The theater sits on some pretty prime real estate — right across the street from the post office on 1000 Fremont Ave.
“We definitely have had interest from buyers,” Reynolds said. “It is a beautiful building in the center of the city. It would be hard to think of selling since the theater is our home away from home.”
The Reynolds’ real home is also in South Pasadena.
A change in guild pay scale regulations was a factor why the theater went from professional shows to readings and amateur adult and children’s’ productions. The theater has a history of presenting new works. The author Ray Bradbury produced the plays he wrote at the Fremont, and would do an opening night speech, that might last a half hour.
“The audience was spellbound by him, not expecting such a treat,” Reynolds said. “He was such a friend of our theater, and we miss him dearly.”
Another playbill on the wall advertises Reynolds herself starring in “A Woman of Independent Means,” which was the longest-
running show at the theater; she also took it on the road for years. Some of her other fondest memories include when her son Jed performed on the Fremont stage as baseball legend Jackie Robinson in play called “National Pastime,” and when she and her husband did a two-person show together called “And Where She Stops Nobody Knows.”
So, I asked, what was the most popular show ever at the Fremont?
“That’s like asking us who is your favorite baby,” she answered. “We and most of the audience loved them all.”
And, she added the team of Reynolds and Reynolds — who were friends for a long time before marrying — are not resting on their laurels. She hopes to do another play with her husband. They’ve only done one which she described as “heaven.”
“We never started this theater to get rich,” she said.
“We are too busy in our lives to reminisce,” Reynolds added. “We prefer to think of the present and the future.”
Information about the Fremont Theatre, its history and activities can be found on its website at FremontCentreTheater.com.

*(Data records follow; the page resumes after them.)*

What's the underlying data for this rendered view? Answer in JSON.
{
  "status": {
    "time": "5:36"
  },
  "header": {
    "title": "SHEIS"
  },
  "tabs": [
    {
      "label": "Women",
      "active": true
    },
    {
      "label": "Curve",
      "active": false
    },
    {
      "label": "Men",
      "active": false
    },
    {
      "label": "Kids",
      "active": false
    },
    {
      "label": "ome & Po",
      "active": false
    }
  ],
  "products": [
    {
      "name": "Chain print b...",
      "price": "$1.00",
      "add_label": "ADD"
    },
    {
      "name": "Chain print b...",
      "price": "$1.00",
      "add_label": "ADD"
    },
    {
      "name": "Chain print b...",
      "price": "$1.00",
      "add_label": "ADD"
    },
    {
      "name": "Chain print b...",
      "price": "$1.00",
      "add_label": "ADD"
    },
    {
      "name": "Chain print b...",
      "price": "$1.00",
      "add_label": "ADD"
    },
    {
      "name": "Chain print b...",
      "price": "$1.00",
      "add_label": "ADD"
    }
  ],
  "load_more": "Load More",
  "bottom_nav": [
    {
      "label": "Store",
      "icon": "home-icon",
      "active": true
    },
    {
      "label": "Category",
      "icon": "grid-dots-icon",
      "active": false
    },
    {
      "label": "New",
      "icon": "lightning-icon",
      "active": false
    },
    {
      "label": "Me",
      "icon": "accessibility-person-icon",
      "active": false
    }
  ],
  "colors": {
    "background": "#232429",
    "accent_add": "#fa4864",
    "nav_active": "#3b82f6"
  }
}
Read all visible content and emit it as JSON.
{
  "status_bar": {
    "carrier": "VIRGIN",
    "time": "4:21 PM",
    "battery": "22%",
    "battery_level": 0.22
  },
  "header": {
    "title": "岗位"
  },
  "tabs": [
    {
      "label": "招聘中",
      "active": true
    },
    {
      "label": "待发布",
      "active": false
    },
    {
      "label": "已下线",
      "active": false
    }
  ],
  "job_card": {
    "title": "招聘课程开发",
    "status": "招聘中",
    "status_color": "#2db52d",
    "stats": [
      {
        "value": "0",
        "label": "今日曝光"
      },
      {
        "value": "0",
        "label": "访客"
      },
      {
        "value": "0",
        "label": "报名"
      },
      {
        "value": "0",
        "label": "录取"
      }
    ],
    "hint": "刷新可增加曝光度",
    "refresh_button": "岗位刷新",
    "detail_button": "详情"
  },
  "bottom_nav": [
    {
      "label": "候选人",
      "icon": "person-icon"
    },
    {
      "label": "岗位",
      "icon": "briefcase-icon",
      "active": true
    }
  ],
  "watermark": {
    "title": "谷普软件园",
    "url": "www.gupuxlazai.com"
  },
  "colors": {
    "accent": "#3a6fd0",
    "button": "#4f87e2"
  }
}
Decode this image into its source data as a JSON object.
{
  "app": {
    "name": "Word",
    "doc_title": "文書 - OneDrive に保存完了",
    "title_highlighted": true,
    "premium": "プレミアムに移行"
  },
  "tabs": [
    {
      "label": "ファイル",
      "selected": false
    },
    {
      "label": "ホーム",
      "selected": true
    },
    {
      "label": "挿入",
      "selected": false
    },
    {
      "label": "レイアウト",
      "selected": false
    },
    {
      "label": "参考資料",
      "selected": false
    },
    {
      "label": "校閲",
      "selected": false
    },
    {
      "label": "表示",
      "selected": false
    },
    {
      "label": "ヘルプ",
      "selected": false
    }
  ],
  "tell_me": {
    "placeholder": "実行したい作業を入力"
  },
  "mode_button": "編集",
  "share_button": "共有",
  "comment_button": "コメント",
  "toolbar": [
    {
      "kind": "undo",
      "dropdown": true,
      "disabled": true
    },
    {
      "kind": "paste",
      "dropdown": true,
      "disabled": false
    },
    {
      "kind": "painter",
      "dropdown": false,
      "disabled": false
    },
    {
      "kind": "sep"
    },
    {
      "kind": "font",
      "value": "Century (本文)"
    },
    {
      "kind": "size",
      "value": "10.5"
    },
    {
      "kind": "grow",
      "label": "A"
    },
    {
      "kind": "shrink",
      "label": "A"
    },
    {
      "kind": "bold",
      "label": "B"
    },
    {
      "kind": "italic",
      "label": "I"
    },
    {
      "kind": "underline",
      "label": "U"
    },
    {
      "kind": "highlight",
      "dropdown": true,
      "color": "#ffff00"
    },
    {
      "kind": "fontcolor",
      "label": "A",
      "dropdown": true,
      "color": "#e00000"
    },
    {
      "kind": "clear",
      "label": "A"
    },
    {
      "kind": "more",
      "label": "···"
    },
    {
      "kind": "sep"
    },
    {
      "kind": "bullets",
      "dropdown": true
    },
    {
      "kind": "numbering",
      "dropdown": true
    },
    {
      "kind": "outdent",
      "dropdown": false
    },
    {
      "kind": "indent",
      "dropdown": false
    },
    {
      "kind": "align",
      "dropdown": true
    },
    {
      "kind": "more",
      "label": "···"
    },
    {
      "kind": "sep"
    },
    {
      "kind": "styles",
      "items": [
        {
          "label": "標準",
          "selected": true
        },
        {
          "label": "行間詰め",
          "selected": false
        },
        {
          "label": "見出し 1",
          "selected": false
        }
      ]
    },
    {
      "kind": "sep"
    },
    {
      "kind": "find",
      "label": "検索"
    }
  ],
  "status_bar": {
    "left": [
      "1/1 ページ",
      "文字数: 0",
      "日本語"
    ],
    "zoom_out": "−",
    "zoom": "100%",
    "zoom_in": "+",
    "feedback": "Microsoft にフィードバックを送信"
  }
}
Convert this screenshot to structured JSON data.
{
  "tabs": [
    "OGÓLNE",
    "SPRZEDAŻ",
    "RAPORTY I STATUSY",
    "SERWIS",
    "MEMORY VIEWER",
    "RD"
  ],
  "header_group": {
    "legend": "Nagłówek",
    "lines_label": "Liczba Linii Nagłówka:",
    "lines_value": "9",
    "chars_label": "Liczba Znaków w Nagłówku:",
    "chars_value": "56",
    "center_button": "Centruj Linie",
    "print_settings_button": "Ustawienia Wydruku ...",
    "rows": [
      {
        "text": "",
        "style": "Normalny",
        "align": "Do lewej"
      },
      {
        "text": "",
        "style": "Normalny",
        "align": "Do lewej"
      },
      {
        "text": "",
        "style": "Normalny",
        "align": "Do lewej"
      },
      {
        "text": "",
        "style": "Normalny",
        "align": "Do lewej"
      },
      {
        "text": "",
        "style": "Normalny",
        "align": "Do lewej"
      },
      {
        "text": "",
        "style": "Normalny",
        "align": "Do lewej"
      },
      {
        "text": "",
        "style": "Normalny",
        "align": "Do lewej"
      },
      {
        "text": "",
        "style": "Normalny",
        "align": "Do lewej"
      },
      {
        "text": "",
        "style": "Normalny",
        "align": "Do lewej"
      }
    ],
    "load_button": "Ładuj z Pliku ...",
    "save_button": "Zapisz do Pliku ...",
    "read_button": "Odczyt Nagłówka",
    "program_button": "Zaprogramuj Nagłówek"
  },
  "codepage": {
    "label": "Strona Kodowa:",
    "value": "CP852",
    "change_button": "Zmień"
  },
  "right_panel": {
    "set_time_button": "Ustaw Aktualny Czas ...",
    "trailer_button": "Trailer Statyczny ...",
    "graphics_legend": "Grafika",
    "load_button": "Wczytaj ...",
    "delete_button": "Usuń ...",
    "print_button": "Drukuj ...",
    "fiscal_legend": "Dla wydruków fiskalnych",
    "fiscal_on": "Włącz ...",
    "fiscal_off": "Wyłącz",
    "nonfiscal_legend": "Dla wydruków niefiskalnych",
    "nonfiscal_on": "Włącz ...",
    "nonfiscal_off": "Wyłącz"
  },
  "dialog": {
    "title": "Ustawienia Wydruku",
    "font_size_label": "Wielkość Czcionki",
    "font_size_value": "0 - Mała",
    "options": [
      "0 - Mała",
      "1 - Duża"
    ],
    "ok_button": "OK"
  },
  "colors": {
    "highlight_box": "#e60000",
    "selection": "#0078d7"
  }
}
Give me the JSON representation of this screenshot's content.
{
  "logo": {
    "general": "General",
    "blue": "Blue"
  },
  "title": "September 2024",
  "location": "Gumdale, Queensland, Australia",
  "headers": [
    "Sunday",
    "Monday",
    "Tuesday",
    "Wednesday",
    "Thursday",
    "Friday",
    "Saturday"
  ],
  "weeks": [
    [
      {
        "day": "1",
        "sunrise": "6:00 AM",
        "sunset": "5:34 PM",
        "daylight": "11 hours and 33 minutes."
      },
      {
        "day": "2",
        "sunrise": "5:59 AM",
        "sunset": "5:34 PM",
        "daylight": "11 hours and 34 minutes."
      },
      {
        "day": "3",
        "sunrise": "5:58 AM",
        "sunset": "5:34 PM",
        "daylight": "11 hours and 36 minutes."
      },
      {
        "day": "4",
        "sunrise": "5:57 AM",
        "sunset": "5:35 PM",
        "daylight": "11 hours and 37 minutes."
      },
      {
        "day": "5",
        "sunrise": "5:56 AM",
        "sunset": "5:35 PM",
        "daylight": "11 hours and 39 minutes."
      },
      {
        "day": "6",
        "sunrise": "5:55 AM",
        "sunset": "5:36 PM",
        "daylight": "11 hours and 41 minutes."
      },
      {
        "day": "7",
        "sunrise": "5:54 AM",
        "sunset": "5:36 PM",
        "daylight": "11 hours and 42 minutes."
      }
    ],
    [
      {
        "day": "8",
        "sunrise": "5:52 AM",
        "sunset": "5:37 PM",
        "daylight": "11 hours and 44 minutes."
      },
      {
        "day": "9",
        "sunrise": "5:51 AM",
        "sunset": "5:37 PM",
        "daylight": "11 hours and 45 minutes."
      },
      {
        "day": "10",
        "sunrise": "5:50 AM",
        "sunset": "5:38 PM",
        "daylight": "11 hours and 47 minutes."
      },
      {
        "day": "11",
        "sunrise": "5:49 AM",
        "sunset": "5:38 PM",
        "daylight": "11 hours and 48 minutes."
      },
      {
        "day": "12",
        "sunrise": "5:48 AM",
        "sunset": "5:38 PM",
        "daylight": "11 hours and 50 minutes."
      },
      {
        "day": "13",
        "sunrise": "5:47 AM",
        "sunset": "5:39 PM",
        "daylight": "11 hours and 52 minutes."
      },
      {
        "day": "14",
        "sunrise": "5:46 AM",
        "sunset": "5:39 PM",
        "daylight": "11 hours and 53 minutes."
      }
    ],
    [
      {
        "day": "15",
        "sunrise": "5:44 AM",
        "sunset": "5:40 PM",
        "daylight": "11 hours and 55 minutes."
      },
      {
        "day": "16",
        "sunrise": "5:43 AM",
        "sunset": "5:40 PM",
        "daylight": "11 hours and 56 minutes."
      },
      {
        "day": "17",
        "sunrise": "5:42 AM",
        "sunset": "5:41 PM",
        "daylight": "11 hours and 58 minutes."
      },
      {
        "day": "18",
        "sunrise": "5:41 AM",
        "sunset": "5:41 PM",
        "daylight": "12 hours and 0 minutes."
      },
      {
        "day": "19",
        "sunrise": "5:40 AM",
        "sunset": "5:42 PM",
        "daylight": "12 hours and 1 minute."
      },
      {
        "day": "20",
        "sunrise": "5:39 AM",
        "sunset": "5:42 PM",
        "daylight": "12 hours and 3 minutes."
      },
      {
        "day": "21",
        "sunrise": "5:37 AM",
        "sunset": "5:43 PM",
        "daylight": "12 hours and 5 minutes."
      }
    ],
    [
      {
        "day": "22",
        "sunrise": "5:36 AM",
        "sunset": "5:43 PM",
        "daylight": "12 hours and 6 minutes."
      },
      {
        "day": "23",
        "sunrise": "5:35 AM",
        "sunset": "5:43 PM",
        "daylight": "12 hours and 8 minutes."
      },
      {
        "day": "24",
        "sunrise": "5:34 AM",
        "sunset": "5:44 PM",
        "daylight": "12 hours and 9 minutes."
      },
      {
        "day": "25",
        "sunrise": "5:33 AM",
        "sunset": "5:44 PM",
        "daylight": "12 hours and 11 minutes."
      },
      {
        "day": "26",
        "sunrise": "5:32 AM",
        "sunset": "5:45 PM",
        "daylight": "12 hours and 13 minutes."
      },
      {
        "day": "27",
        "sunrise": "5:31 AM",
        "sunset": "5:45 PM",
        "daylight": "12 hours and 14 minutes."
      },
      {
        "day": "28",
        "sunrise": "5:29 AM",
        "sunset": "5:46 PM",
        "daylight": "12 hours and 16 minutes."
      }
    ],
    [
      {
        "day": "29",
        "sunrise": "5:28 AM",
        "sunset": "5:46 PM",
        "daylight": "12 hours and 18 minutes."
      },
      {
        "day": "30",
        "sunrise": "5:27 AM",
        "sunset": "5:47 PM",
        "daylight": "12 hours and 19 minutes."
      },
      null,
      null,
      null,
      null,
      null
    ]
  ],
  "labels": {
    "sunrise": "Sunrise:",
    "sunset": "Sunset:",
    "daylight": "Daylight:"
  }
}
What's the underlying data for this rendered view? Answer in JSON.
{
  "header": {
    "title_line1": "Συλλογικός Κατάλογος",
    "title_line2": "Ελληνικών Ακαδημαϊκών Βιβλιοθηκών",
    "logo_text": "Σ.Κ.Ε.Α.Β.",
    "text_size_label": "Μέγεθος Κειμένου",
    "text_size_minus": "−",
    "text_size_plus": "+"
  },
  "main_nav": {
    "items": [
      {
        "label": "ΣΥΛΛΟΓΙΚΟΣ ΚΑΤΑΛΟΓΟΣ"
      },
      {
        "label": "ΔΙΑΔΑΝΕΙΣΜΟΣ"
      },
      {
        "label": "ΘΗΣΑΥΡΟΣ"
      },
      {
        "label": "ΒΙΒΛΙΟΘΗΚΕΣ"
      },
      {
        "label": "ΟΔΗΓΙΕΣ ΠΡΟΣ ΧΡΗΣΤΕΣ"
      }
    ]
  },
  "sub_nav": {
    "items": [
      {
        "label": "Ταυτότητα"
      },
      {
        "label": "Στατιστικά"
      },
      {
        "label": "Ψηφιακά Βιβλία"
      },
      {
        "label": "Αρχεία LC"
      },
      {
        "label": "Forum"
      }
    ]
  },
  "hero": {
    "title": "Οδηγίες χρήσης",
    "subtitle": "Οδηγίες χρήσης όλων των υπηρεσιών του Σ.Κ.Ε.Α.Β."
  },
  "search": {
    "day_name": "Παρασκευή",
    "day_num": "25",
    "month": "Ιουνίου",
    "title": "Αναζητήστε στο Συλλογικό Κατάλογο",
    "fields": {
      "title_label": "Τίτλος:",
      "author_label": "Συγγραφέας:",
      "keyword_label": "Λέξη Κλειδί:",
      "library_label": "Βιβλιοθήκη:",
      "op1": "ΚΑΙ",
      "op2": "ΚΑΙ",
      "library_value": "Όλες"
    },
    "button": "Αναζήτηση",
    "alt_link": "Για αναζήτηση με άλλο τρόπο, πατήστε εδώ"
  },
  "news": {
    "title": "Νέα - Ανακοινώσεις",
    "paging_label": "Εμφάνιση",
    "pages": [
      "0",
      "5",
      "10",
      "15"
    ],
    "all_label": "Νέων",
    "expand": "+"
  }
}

Tickets for the auction and donations for Young Stars Theatre are at YST321.givesmart.com.